┌────────

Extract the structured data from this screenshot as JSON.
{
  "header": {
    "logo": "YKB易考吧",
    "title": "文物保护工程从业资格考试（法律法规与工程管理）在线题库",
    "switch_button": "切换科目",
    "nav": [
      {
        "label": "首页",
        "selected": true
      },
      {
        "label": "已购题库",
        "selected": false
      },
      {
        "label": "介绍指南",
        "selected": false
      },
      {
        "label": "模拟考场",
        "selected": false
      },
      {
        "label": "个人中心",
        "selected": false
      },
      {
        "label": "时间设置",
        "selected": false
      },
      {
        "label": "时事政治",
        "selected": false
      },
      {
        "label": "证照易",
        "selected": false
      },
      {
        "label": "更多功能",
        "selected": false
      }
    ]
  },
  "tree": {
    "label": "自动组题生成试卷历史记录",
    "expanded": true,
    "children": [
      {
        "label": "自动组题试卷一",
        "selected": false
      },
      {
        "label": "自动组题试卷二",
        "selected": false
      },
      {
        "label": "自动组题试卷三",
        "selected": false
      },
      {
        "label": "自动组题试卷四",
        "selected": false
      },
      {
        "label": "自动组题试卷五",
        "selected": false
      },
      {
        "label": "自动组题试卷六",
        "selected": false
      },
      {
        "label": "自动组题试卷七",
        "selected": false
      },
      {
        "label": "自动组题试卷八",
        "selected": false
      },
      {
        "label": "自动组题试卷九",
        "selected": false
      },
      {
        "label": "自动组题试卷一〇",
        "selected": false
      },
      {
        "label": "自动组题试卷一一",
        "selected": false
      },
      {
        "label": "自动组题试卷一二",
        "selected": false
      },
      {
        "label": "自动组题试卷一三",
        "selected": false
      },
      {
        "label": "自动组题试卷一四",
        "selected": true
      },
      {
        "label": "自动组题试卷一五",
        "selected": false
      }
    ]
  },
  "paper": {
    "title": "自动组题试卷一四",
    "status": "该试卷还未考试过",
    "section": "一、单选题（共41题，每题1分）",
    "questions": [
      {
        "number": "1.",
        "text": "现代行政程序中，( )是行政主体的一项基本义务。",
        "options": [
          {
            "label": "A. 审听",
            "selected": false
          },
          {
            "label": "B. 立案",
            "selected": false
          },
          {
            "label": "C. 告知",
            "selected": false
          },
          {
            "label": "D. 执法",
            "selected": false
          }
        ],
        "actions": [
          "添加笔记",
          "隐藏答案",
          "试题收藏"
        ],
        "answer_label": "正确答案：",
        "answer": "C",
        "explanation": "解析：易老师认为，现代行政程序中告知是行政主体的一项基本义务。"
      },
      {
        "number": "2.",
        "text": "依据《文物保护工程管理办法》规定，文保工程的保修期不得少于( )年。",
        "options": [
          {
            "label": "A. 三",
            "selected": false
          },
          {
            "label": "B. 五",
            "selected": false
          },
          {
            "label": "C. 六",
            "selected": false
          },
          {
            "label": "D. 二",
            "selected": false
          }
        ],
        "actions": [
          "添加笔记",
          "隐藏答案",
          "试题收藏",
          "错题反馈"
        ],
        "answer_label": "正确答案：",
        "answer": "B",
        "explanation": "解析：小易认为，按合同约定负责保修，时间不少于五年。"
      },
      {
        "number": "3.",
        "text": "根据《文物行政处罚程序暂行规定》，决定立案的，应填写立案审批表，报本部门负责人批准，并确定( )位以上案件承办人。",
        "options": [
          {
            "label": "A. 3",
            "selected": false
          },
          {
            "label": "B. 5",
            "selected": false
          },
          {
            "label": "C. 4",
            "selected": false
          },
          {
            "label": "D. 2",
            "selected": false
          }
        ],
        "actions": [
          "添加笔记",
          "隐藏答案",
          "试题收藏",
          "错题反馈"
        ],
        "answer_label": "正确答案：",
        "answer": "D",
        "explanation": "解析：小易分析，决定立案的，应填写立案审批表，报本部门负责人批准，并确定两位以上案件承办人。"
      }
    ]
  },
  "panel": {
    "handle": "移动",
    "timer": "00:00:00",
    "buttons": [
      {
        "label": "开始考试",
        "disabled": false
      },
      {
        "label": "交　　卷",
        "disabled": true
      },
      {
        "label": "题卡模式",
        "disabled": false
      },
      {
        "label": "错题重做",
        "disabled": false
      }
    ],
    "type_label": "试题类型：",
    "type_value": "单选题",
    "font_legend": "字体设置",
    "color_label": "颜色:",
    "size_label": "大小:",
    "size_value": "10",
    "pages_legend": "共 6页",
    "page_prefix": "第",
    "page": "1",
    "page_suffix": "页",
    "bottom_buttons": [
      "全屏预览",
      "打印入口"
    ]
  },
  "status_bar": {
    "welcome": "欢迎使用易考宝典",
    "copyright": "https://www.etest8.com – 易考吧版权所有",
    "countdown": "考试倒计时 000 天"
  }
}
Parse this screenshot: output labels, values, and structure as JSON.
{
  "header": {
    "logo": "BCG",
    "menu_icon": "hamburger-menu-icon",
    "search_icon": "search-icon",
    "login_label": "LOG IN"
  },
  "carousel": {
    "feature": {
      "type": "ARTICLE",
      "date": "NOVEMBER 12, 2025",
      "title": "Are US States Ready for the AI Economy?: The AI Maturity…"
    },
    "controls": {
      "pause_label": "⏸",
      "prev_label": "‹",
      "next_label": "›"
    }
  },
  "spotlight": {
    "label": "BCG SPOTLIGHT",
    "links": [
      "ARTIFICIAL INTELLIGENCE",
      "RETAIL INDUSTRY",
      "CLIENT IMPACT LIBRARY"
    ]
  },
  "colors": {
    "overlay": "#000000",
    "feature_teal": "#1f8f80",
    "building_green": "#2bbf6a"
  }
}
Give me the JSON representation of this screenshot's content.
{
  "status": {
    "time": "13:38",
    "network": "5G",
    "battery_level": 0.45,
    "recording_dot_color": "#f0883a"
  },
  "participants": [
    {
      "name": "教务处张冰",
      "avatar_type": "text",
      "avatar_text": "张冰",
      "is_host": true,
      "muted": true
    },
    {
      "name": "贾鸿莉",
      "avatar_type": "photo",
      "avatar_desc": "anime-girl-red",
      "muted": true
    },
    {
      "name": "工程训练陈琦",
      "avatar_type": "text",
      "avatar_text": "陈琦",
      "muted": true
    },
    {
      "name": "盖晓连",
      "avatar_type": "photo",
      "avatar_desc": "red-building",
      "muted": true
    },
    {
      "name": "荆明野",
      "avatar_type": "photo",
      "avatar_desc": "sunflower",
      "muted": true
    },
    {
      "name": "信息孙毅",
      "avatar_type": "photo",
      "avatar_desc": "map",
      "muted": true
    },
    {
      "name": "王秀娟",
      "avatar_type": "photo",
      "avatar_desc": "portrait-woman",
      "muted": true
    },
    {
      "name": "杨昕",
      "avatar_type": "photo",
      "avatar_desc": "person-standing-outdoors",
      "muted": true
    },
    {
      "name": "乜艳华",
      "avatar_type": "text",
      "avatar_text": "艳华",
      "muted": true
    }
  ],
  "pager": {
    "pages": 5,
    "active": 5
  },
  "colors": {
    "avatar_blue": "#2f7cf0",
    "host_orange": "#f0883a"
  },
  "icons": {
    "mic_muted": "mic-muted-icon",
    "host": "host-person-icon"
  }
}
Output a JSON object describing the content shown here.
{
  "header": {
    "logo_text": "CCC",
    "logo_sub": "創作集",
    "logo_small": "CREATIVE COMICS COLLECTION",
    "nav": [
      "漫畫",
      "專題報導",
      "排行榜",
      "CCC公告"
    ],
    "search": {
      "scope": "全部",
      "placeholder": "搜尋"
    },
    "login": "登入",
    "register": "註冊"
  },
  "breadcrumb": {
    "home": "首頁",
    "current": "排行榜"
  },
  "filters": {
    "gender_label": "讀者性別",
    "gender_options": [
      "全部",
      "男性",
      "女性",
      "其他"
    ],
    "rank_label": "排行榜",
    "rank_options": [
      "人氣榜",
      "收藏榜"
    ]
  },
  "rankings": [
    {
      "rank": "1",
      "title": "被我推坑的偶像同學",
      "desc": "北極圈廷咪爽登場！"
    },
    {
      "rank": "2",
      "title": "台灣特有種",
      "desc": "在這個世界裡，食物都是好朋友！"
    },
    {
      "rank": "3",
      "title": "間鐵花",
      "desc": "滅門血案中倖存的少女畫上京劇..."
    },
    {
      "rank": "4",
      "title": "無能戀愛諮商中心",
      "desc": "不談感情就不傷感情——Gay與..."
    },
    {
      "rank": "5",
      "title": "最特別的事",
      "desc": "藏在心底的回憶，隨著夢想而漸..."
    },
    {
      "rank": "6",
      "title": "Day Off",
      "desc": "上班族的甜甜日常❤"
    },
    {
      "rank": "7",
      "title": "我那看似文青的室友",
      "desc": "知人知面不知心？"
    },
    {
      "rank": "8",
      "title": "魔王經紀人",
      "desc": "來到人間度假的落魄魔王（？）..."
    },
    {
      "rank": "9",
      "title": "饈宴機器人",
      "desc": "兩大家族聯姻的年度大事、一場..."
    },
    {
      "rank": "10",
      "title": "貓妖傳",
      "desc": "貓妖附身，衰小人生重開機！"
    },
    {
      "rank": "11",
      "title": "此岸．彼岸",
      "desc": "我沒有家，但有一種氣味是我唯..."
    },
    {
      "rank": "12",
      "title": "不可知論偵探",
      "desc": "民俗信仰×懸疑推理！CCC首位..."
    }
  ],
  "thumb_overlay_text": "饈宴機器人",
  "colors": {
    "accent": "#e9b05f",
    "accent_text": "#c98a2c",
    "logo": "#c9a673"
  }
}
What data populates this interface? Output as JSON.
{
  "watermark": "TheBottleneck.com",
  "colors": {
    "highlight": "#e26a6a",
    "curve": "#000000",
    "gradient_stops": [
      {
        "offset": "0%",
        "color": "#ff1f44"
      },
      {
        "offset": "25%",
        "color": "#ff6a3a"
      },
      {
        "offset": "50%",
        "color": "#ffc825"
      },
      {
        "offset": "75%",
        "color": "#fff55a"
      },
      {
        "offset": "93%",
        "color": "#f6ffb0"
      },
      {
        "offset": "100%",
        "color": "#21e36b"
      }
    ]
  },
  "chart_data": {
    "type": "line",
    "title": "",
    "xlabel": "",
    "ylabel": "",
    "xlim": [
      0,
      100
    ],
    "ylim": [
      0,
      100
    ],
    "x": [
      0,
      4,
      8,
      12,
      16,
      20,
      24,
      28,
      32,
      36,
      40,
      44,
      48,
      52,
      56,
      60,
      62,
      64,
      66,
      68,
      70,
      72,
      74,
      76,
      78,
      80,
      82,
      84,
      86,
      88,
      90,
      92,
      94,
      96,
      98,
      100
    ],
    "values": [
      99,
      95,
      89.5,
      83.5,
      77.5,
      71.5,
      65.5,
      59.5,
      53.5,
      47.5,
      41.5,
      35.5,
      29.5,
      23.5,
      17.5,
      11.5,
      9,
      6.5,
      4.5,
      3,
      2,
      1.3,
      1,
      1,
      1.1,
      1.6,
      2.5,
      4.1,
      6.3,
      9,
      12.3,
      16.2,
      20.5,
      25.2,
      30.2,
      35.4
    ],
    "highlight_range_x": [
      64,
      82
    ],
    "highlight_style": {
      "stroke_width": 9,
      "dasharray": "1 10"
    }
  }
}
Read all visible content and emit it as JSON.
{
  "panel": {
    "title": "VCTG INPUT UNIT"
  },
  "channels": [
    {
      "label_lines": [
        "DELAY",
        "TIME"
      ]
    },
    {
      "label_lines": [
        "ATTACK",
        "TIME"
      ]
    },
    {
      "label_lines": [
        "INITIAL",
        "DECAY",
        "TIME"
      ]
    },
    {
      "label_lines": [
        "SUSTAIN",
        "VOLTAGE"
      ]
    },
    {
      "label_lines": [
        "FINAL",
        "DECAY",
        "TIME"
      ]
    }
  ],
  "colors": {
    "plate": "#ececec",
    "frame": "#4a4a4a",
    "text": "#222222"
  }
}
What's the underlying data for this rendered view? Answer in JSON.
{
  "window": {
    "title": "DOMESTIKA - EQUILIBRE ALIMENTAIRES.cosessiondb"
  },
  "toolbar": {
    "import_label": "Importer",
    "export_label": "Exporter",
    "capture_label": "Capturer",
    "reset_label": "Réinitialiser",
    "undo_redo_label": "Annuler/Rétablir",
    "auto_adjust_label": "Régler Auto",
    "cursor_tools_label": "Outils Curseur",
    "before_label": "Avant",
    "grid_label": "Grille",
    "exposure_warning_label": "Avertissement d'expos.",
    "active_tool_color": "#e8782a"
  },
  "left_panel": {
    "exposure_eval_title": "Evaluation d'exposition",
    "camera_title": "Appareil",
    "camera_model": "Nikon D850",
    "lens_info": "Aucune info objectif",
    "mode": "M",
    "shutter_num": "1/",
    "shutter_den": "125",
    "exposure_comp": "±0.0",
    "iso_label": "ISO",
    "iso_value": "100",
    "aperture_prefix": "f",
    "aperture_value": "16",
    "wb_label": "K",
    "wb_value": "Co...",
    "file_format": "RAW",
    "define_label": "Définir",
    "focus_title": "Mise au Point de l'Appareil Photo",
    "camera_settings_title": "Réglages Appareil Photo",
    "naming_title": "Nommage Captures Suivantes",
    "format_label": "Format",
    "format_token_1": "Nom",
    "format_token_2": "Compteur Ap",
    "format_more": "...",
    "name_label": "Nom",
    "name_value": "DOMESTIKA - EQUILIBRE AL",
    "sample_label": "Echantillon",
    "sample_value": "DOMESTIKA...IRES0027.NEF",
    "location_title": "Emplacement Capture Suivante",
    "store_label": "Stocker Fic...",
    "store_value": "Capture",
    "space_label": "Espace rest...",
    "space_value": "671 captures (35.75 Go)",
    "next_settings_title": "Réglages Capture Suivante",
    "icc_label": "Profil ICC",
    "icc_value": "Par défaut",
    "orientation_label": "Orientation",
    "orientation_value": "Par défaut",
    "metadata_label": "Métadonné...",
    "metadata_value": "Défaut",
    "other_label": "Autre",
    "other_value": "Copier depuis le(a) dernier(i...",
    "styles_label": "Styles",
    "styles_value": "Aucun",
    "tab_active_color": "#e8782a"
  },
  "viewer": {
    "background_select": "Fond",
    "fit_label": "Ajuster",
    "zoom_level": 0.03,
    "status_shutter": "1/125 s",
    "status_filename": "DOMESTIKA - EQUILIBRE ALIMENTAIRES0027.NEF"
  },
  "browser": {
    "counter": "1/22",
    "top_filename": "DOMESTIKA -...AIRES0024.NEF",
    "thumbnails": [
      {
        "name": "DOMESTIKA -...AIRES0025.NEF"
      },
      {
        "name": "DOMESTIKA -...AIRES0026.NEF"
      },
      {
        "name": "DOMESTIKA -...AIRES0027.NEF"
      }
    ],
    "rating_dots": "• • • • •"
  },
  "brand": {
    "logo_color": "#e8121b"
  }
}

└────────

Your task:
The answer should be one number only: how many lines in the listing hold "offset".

Answer space:
6